The BBC's director of future media has told Pocket-lint that the corporation is working on an iPad navigation platform for its online content.

Sitting down for a one on one with us at the BAFTA HQ in London after formally launching the BBC News app for Samsung TVs, Ralph Rivera explained that the convergence of online media, and the Beeb's focus on "One service, Ten products, Four screens", meant that a cross over between connected devices was inevitable.

"We, along with a lot of other people are seeing the emergence of the post PC world and we embrace that as an opportunity to deliver our experiences to audiences on whatever piece of glass they choose," he said.

"There's this notion of connected devices working in concert with each other, we refer to it as 'orchestrated media' - the notion that devices are aware of each other.

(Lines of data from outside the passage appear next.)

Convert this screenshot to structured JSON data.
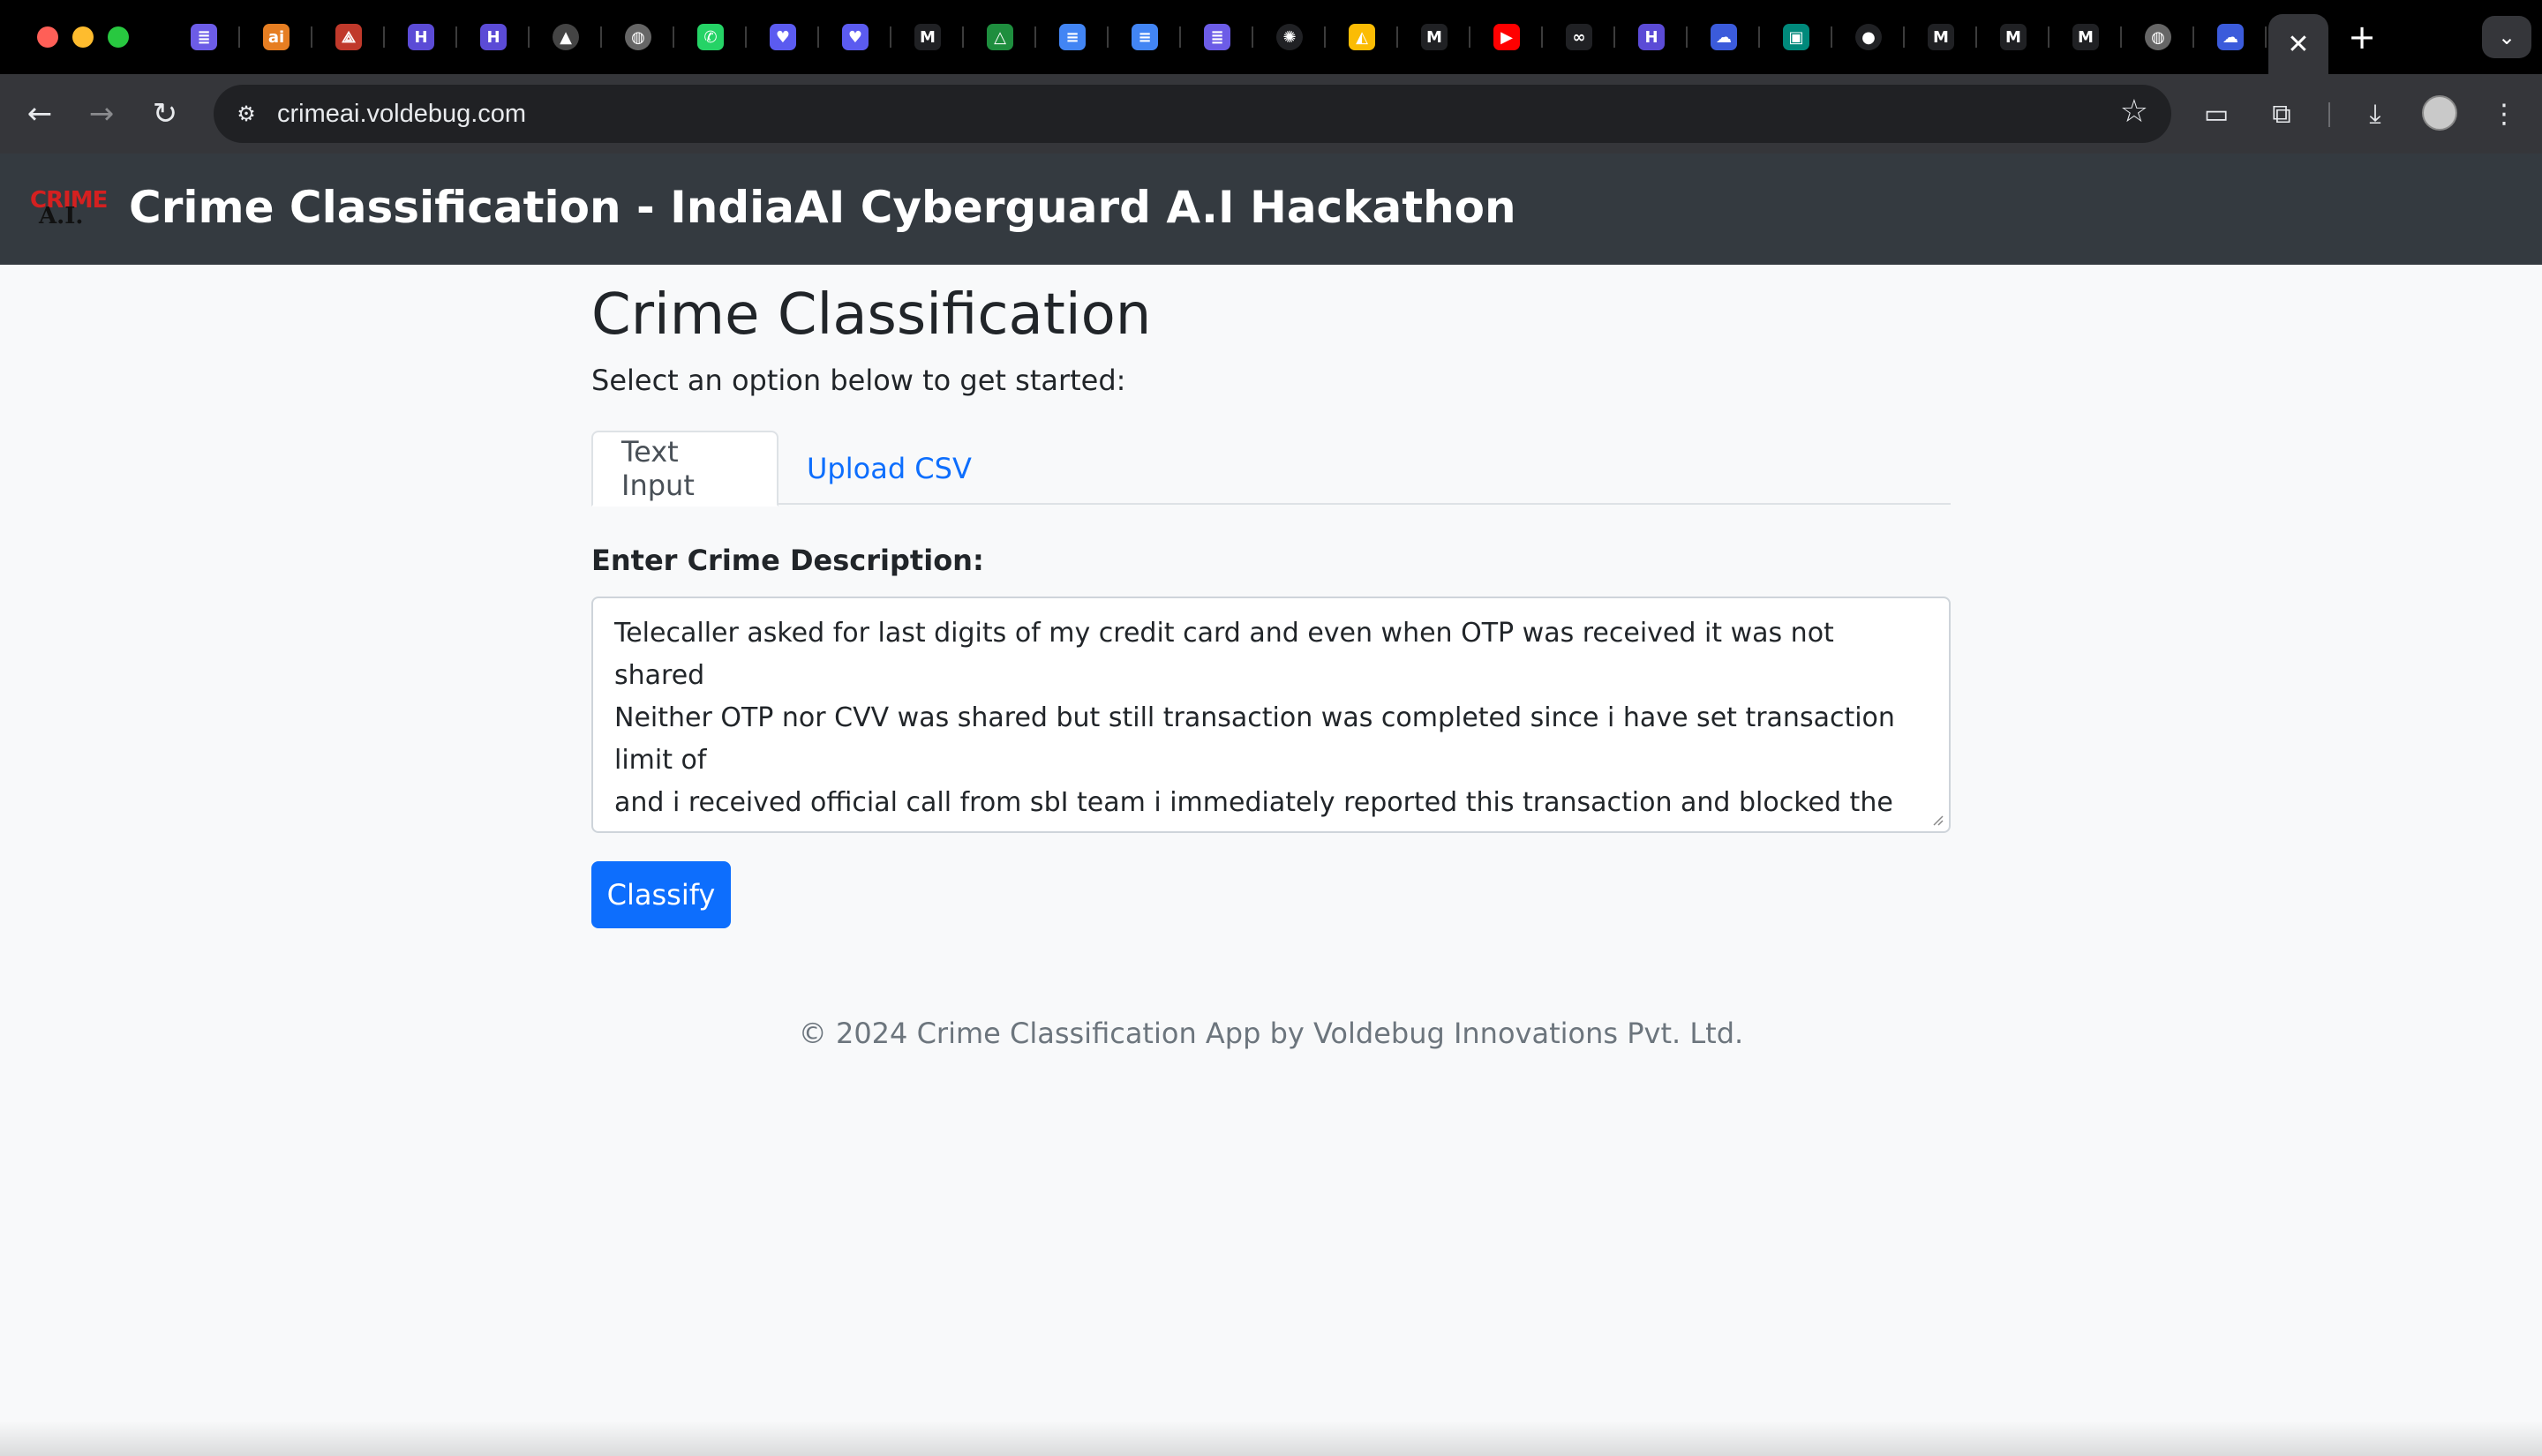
{
  "browser": {
    "tab_favicons": [
      {
        "name": "list-favicon-icon",
        "glyph": "≣",
        "bg": "#6c5ce7"
      },
      {
        "name": "ai-favicon-icon",
        "glyph": "ai",
        "bg": "#e67e22"
      },
      {
        "name": "pdf-favicon-icon",
        "glyph": "⟁",
        "bg": "#c0392b"
      },
      {
        "name": "h-favicon-icon",
        "glyph": "H",
        "bg": "#5b4bd6"
      },
      {
        "name": "h-favicon-icon",
        "glyph": "H",
        "bg": "#5b4bd6"
      },
      {
        "name": "triangle-favicon-icon",
        "glyph": "▲",
        "bg": "#444444"
      },
      {
        "name": "globe-favicon-icon",
        "glyph": "◍",
        "bg": "#666666"
      },
      {
        "name": "whatsapp-favicon-icon",
        "glyph": "✆",
        "bg": "#25d366"
      },
      {
        "name": "heart-chat-favicon-icon",
        "glyph": "♥",
        "bg": "#5b5bf0"
      },
      {
        "name": "heart-chat-favicon-icon",
        "glyph": "♥",
        "bg": "#5b5bf0"
      },
      {
        "name": "gmail-favicon-icon",
        "glyph": "M",
        "bg": "#202124"
      },
      {
        "name": "drive-favicon-icon",
        "glyph": "△",
        "bg": "#1e8e3e"
      },
      {
        "name": "docs-favicon-icon",
        "glyph": "≡",
        "bg": "#4285f4"
      },
      {
        "name": "docs-favicon-icon",
        "glyph": "≡",
        "bg": "#4285f4"
      },
      {
        "name": "list-favicon-icon",
        "glyph": "≣",
        "bg": "#6c5ce7"
      },
      {
        "name": "openai-favicon-icon",
        "glyph": "✺",
        "bg": "#202124"
      },
      {
        "name": "adwords-favicon-icon",
        "glyph": "◭",
        "bg": "#fbbc04"
      },
      {
        "name": "gmail-favicon-icon",
        "glyph": "M",
        "bg": "#202124"
      },
      {
        "name": "youtube-favicon-icon",
        "glyph": "▶",
        "bg": "#ff0000"
      },
      {
        "name": "infinity-favicon-icon",
        "glyph": "∞",
        "bg": "#202124"
      },
      {
        "name": "h-favicon-icon",
        "glyph": "H",
        "bg": "#5b4bd6"
      },
      {
        "name": "cloud-favicon-icon",
        "glyph": "☁",
        "bg": "#3b5bdb"
      },
      {
        "name": "meet-favicon-icon",
        "glyph": "▣",
        "bg": "#00897b"
      },
      {
        "name": "github-favicon-icon",
        "glyph": "●",
        "bg": "#202124"
      },
      {
        "name": "gmail-favicon-icon",
        "glyph": "M",
        "bg": "#202124"
      },
      {
        "name": "gmail-favicon-icon",
        "glyph": "M",
        "bg": "#202124"
      },
      {
        "name": "gmail-favicon-icon",
        "glyph": "M",
        "bg": "#202124"
      },
      {
        "name": "globe-favicon-icon",
        "glyph": "◍",
        "bg": "#666666"
      },
      {
        "name": "cloud-favicon-icon",
        "glyph": "☁",
        "bg": "#3b5bdb"
      }
    ],
    "active_tab_close_glyph": "✕",
    "new_tab_glyph": "+",
    "tab_list_glyph": "⌄",
    "back_glyph": "←",
    "forward_glyph": "→",
    "reload_glyph": "↻",
    "site_info_glyph": "⚙",
    "url": "crimeai.voldebug.com",
    "star_glyph": "☆",
    "cast_glyph": "▭",
    "extensions_glyph": "⧉",
    "download_glyph": "⤓",
    "menu_glyph": "⋮"
  },
  "navbar": {
    "logo_top": "CRIME",
    "logo_bottom": "A.I.",
    "brand": "Crime Classification - IndiaAI Cyberguard A.I Hackathon"
  },
  "main": {
    "title": "Crime Classification",
    "subtitle": "Select an option below to get started:",
    "tabs": [
      {
        "label": "Text Input",
        "active": true
      },
      {
        "label": "Upload CSV",
        "active": false
      }
    ],
    "form": {
      "label": "Enter Crime Description:",
      "value": "Telecaller asked for last digits of my credit card and even when OTP was received it was not shared\nNeither OTP nor CVV was shared but still transaction was completed since i have set transaction limit of\nand i received official call from sbI team i immediately reported this transaction and blocked the card",
      "submit_label": "Classify"
    }
  },
  "footer": {
    "text": "© 2024 Crime Classification App by Voldebug Innovations Pvt. Ltd."
  },
  "colors": {
    "navbar_bg": "#343a40",
    "primary": "#0d6efd",
    "page_bg": "#f8f9fa",
    "logo_red": "#d42020"
  }
}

"Each take on a role in delivering an experience and so, if you have an iPad, and you're watching BBC programming and it recognises that, then the iPad becomes a complimentary device to what is showing on your big screen and might give you abilities to navigate to related content."

When questioned as to whether this was an actual service that the BBC's boffins were working on he stated that it was and said that "the dual screen is very much something that we're focused on for those sorts of experiences."

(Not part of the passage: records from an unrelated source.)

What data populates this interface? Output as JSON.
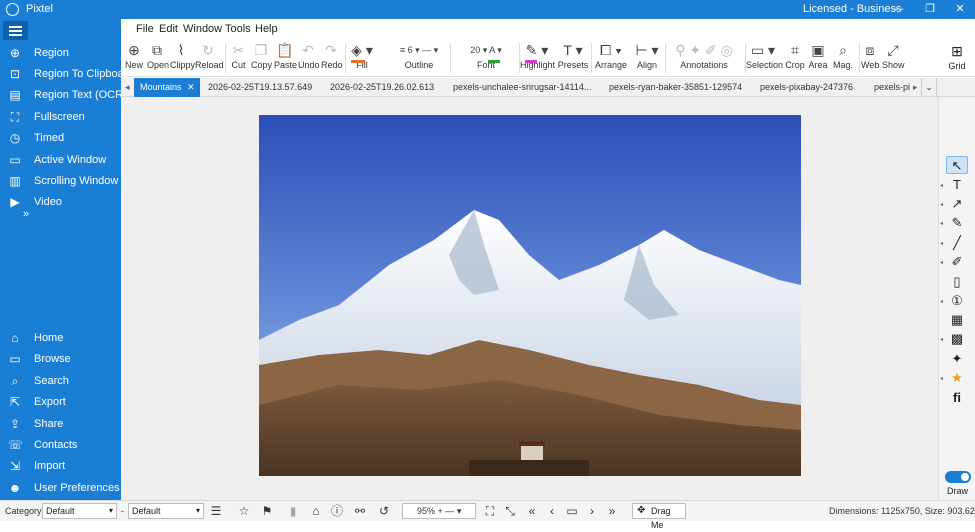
{
  "app": {
    "title": "Pixtel",
    "license": "Licensed - Business"
  },
  "menu": [
    "File",
    "Edit",
    "Window",
    "Tools",
    "Help"
  ],
  "sidebar": {
    "capture": [
      {
        "label": "Region",
        "icon": "crosshair-icon"
      },
      {
        "label": "Region To Clipboard",
        "icon": "clipboard-region-icon"
      },
      {
        "label": "Region Text (OCR)",
        "icon": "ocr-text-icon"
      },
      {
        "label": "Fullscreen",
        "icon": "fullscreen-icon"
      },
      {
        "label": "Timed",
        "icon": "timer-icon"
      },
      {
        "label": "Active Window",
        "icon": "window-icon"
      },
      {
        "label": "Scrolling Window",
        "icon": "scrolling-window-icon"
      },
      {
        "label": "Video",
        "icon": "video-camera-icon"
      }
    ],
    "more": "»",
    "nav": [
      {
        "label": "Home",
        "icon": "home-icon"
      },
      {
        "label": "Browse",
        "icon": "folder-icon"
      },
      {
        "label": "Search",
        "icon": "search-icon"
      },
      {
        "label": "Export",
        "icon": "export-icon"
      },
      {
        "label": "Share",
        "icon": "share-icon"
      },
      {
        "label": "Contacts",
        "icon": "contacts-icon"
      },
      {
        "label": "Import",
        "icon": "import-icon"
      },
      {
        "label": "User Preferences",
        "icon": "user-icon"
      }
    ]
  },
  "ribbon": {
    "new": "New",
    "open": "Open",
    "clippy": "Clippy",
    "reload": "Reload",
    "cut": "Cut",
    "copy": "Copy",
    "paste": "Paste",
    "undo": "Undo",
    "redo": "Redo",
    "fill": "Fill",
    "outline": "Outline",
    "outline_width": "6",
    "font": "Font",
    "font_size": "20",
    "highlight": "Highlight",
    "presets": "Presets",
    "arrange": "Arrange",
    "align": "Align",
    "annotations": "Annotations",
    "selection": "Selection",
    "crop": "Crop",
    "area": "Area",
    "mag": "Mag.",
    "web": "Web",
    "show": "Show",
    "grid": "Grid",
    "fill_color": "#e8702a",
    "font_color": "#2e9e3a",
    "highlight_color": "#d63ad6"
  },
  "tabs": [
    {
      "label": "Mountains",
      "active": true
    },
    {
      "label": "2026-02-25T19.13.57.649"
    },
    {
      "label": "2026-02-25T19.26.02.613"
    },
    {
      "label": "pexels-unchalee-srirugsar-14114..."
    },
    {
      "label": "pexels-ryan-baker-35851-129574"
    },
    {
      "label": "pexels-pixabay-247376"
    },
    {
      "label": "pexels-pi"
    }
  ],
  "tools": [
    "pointer-icon",
    "text-tool-icon",
    "arrow-tool-icon",
    "pen-icon",
    "line-icon",
    "marker-icon",
    "note-icon",
    "step-counter-icon",
    "sticker-icon",
    "blur-icon",
    "magic-icon",
    "star-icon",
    "font-effect-icon"
  ],
  "draw_toggle": "Draw",
  "status": {
    "category_label": "Category",
    "category_value": "Default",
    "sep": "-",
    "preset_value": "Default",
    "zoom": "95%",
    "drag_me": "Drag Me",
    "dimensions": "Dimensions: 1125x750, Size: 903.62 KB"
  }
}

During his presentation for the BBC News app unveiling, Rivera also explained how the rise in tablet popularity wasn't going unnoticed at Auntie's HQ. He produced a slide stating that, although the PC was still the most common way to stream BBC iPlayer programming, tablet usage had gone up by a staggering 2500 per cent in a year.

"The iPlayer is on over 200 devices, but one of the things that I would point your attention to is the computer version may still have the majority - but if you look at the growth, it's in the device segment. The tablet is essentially becoming the second television in the home."

Rivera highlighted to Pocket-lint how the variation of standards between devices (no Flash on iDevices and the like) meant that the BBC had to be flexible to reach the maximum audience possible, but explained how this was inevitable.

"I think the tech space and the internet has seen fragmentation and convergence as the ying and yang - you can't have one without the other basically, so what we do to navigate through that is to set a certain set of standards. There isn't just one way to do it."